The inability to make decisions based on a lack of potent data is common. And it drives the desire for many to swap CRM platforms. When your staff is asked to produce reports but unable to because of their lack of tools, it’s easy to think that the tool is the issue. And many nonprofit leaders are led to believe a new system will settle their deficient data dilemma.
But there’s one thing they don’t think about: The inherent connection between their organization’s vision and its day-to-day operations. And a new CRM purchase doesn’t automatically account for that.
What happens next is a CRM with similar pain points is purchased. And once again unusable data rears its ugly head.
What you need instead is a framework for identifying false information, fixing it, and finding ways to mitigate poor quality data input going forward.
Fixing Flawed Data and Keeping It High Quality Starts With Leadership
Data-based decision-making is a righteous goal for any organization. And it is attainable without going through a CRM overhaul. What it takes is a move from leadership.
So what do you need to do?
- Expect it to take time. Revising inaccurate data doesn’t just happen overnight. It happens over many months. Even then, once data is corrected, it takes time to build good data input habits. Practices like double-checking work, cross-referencing data sets, and regular meetings to ensure all necessary information is shared. All this to say, be patient. Correcting bad data and building up good data will take time.
- Prioritize the most dynamic data. Let your staff know the importance of the quality intel they own. They may not know what data you need, or why it is important. And not all data is created equal. Sure, names spelled correctly are important. But it’s the information tied to those names that convince your high-dollar donors to pledge another commitment. If you miss out on the fact that a certain high-dollar donor did support your organization in the last year, and you go to ask them again, guess what? It looks like you don’t know what you’re doing. Your staff needs to know what’s important. And they need to know you support them in the process of cleaning up the data — and the importance of keeping it clean.

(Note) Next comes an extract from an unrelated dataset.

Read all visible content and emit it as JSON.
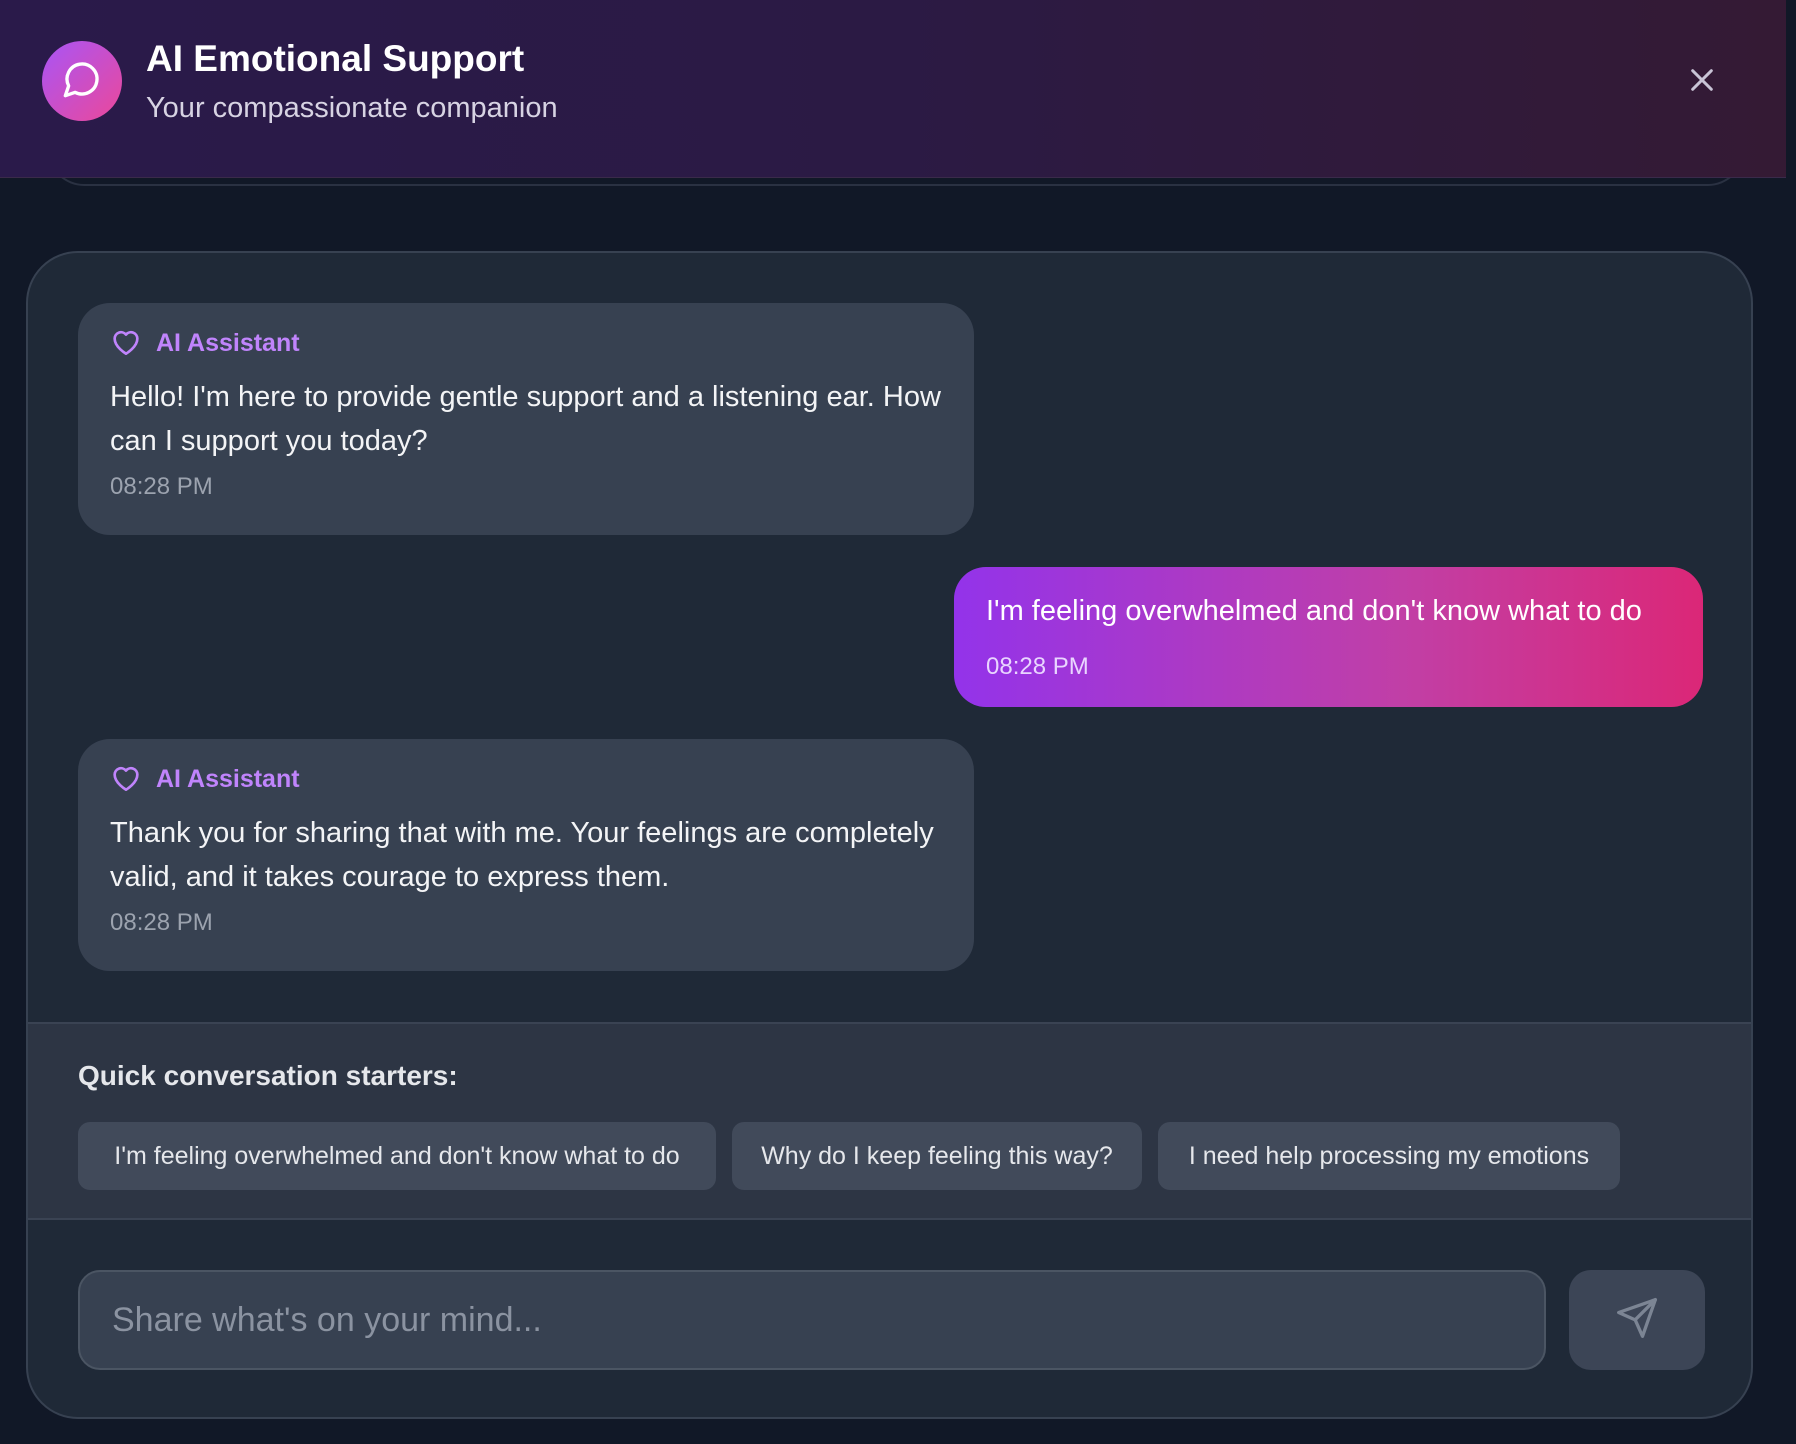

- Ensure ongoing maintenance. Just because your organization goes through its data once and corrects what’s wrong doesn’t mean your job is over. To ensure you’re constantly operating with the best data possible, it takes ongoing maintenance. A failsafe that you’re indeed getting everything down right. Ongoing maintenance is as much of a priority as it is to clear up poor quality data in the first place.

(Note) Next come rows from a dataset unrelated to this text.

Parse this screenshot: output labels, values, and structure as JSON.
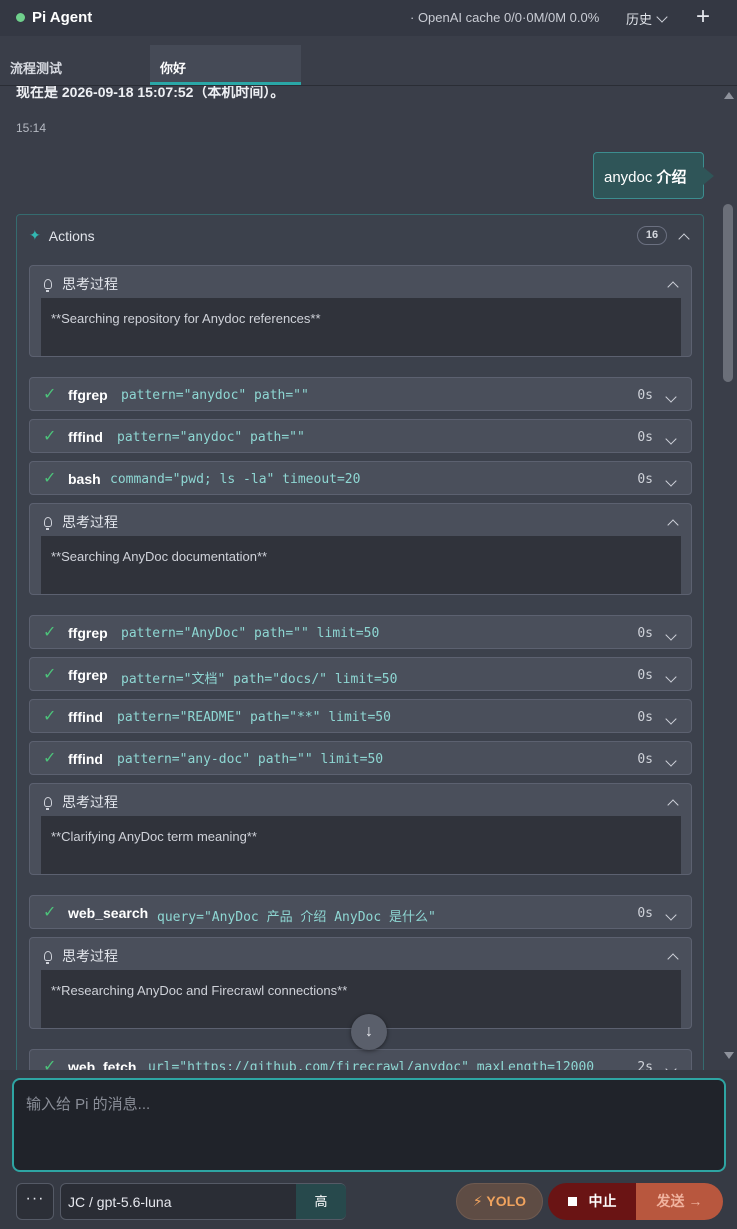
{
  "header": {
    "title": "Pi Agent",
    "cache_info": "· OpenAI cache 0/0·0M/0M 0.0%",
    "history_label": "历史",
    "new_label": "+"
  },
  "tabs": [
    {
      "label": "流程测试",
      "active": false
    },
    {
      "label": "你好",
      "active": true
    }
  ],
  "chat": {
    "prev_line": "现在是 2026-09-18 15:07:52（本机时间）。",
    "timestamp": "15:14",
    "user_message_prefix": "anydoc ",
    "user_message_bold": "介绍",
    "actions": {
      "title": "Actions",
      "count": "16",
      "thinking_label": "思考过程",
      "items": [
        {
          "kind": "think",
          "text": "**Searching repository for Anydoc references**"
        },
        {
          "kind": "tool",
          "name": "ffgrep",
          "args": "pattern=\"anydoc\" path=\"\"",
          "time": "0s"
        },
        {
          "kind": "tool",
          "name": "fffind",
          "args": "pattern=\"anydoc\" path=\"\"",
          "time": "0s"
        },
        {
          "kind": "tool",
          "name": "bash",
          "args": "command=\"pwd; ls -la\" timeout=20",
          "time": "0s"
        },
        {
          "kind": "think",
          "text": "**Searching AnyDoc documentation**"
        },
        {
          "kind": "tool",
          "name": "ffgrep",
          "args": "pattern=\"AnyDoc\" path=\"\" limit=50",
          "time": "0s"
        },
        {
          "kind": "tool",
          "name": "ffgrep",
          "args": "pattern=\"文档\" path=\"docs/\" limit=50",
          "time": "0s"
        },
        {
          "kind": "tool",
          "name": "fffind",
          "args": "pattern=\"README\" path=\"**\" limit=50",
          "time": "0s"
        },
        {
          "kind": "tool",
          "name": "fffind",
          "args": "pattern=\"any-doc\" path=\"\" limit=50",
          "time": "0s"
        },
        {
          "kind": "think",
          "text": "**Clarifying AnyDoc term meaning**"
        },
        {
          "kind": "tool",
          "name": "web_search",
          "args": "query=\"AnyDoc 产品 介绍 AnyDoc 是什么\"",
          "time": "0s"
        },
        {
          "kind": "think",
          "text": "**Researching AnyDoc and Firecrawl connections**"
        },
        {
          "kind": "tool",
          "name": "web_fetch",
          "args": "url=\"https://github.com/firecrawl/anydoc\" maxLength=12000",
          "time": "2s"
        }
      ]
    }
  },
  "composer": {
    "placeholder": "输入给 Pi 的消息...",
    "more_label": "···",
    "model": "JC / gpt-5.6-luna",
    "effort": "高",
    "yolo_label": "YOLO",
    "yolo_icon": "⚡",
    "stop_label": "中止",
    "send_label": "发送 →"
  },
  "colors": {
    "accent": "#2ea5a3",
    "status_green": "#6fd08c",
    "stop": "#6a1414",
    "send": "#b8573e",
    "yolo": "#f0a35e"
  }
}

Your organization understands the importance of quality data in making strategic decisions that influence the efficacy of your work. But it’s a task that requires all hands on deck.
The best part is, it’s entirely within your power. No new CRM necessary.